  28. Call of Cthulhu had the supplement Secrets of Japan, which had awesomely Lovecraftian takes on various Asian concepts (Karma, Taoism, Shinto, Buddha, Corparate Culture...) and some memorable ancient conspiracies.

    Tome of the Mysteries and Intruders: Encounters With The Abyss are two well-liked supplements for Mage: The Awakening.

    Unknown Armies had Post-Modern Magick and Statosphere.

    All Flesh Must Be Eaten had Dungeons and Zombies.

  29. I have extensively used the 1E Book of Lairs I and II. The JG one wasn't that great.

    From what I understand, it became common in the later editions to assign a difficulty level to encounters. This is an extremely helpful thing, as I want my Wednesday nights to be fun instead of horribly painful or horribly boring. These books do that.

    Paul Jaquays has a wonderful Frost Giant scenario in there. I asked him in June about it and he didn't remember it at all. I think it's great that he didn't remember submitting an awesome encounter 25 years ago, and that I actually got to ask him about it.

    I recommend also the Hydra encounter.

    However my favorite was the Ogre Mage. It was well set up, but when the party got to his layer it was specific about the flags flying outside that proclaimed the inhabitant the 'most powerful fighter in the universe'. Their exact words... awesome. My players' characters still have the flags.

  30. I would have to say right now, my favorite is the Slipstream setting book for Savage Worlds.

    It's basically a setting that includes all the old Buck Rodgers/Flash Gordon ideas, creatures, and technology from the movies and serials, leting you buckle your swash in an outerspace-ish environment.
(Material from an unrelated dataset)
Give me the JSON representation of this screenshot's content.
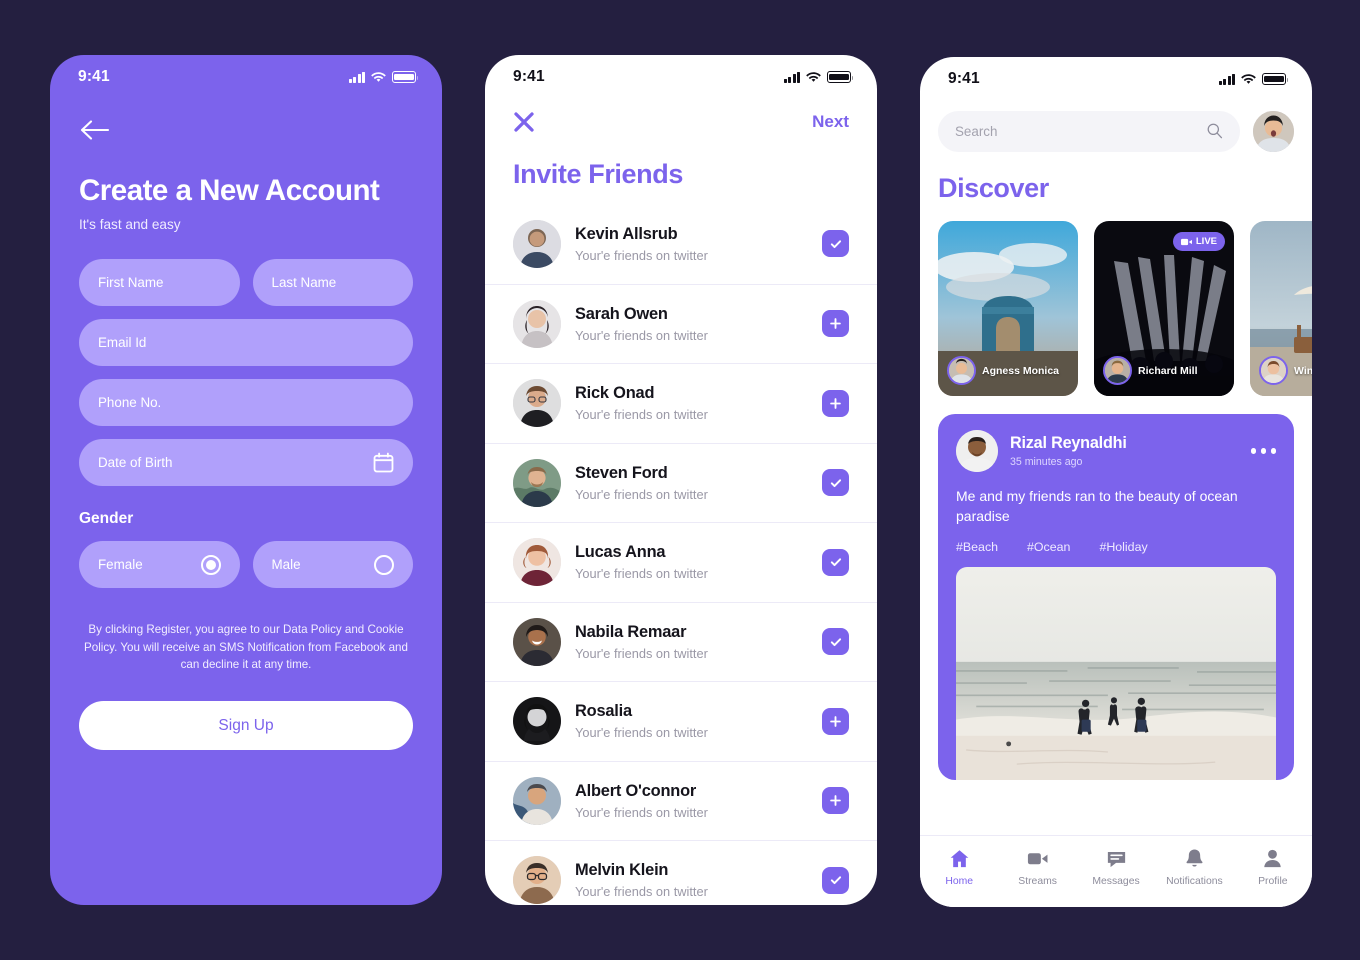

Pretty much every alien race is -man. Bird man, robot man, lion man, etc.

    The technology is advanced for the 50's. The machines use punch cards, the robots are clunky, and a bubble helmet is basically all you need to survive outside your rocket ship.

    It captures the kind of vibe of the 80's Flash Gordon movie quite well. For extra points, get a copy of the movie's soundtrack to play for big battle sequences.

  31. While "Mutants Down Under" was probably the best of the AtB line of world-books I keep the fondest place in my heart for "Road Hogs". Because it had the octopus as a player-race and that let me create Doc Hentai and his 8 pumping tentacles of justice for TMNT game that never got off the ground...

    If you can find it (and I'd love to get a hold of a copy for myself) the out of print "Central Casting: Heroes of Legend was a 3rd party generic book for crafting backgrounds for fantasy characters. Heroes of Legend worked wonderfully for rolling up randomized but deep backgrounds. Full of potential adventure hooks and character concepts...

  32. @lurkerwithout
    central casting is very very very very very very very very likely available thru yr more popular free book file sharing services. ask around

  33. "The Eldritch Connection" by Larry DiTillio, in Sorceror's Apprentice #12. It had a checklist and a process to go through for creating magic items that gave them lots of flavor and kept them from being just another bonus to your hits or saving throws.

  34. I'd love to pick every Shadowrun sourcebook for the first 10 years or so of the game's life. It was like an amazing story told slowly with great foreshadowing and hints you had to put together before they were completely revealed (if they ever were). Especially the stuff written by Findley, Dowd, and Hume. But since you specified a single one, I'll have to go with Universal Brotherhood. Hell, I've probably spent more time my entire life reading Shadowrun books for the stories than I have actually playing the game.

  35. RuneQuest Cities - for it's tables upon tables of infinitely useful city encounters and filler. Used recently in a game using the new RQ rules set in ancient Carthage and it's been awesome.

    Empathic sourcebook for Dark Conpsiracy. For some reason we missed CoC early on and Dark Conspiracy was our goto horror game. Empathic really added an amazing aspect to the game, and was the first rpg material i'd ever read that used the price of power as an aspect in game. Fantasically open ended ways of handling sorcery and the like, all at increasing costs really played up the grim setting.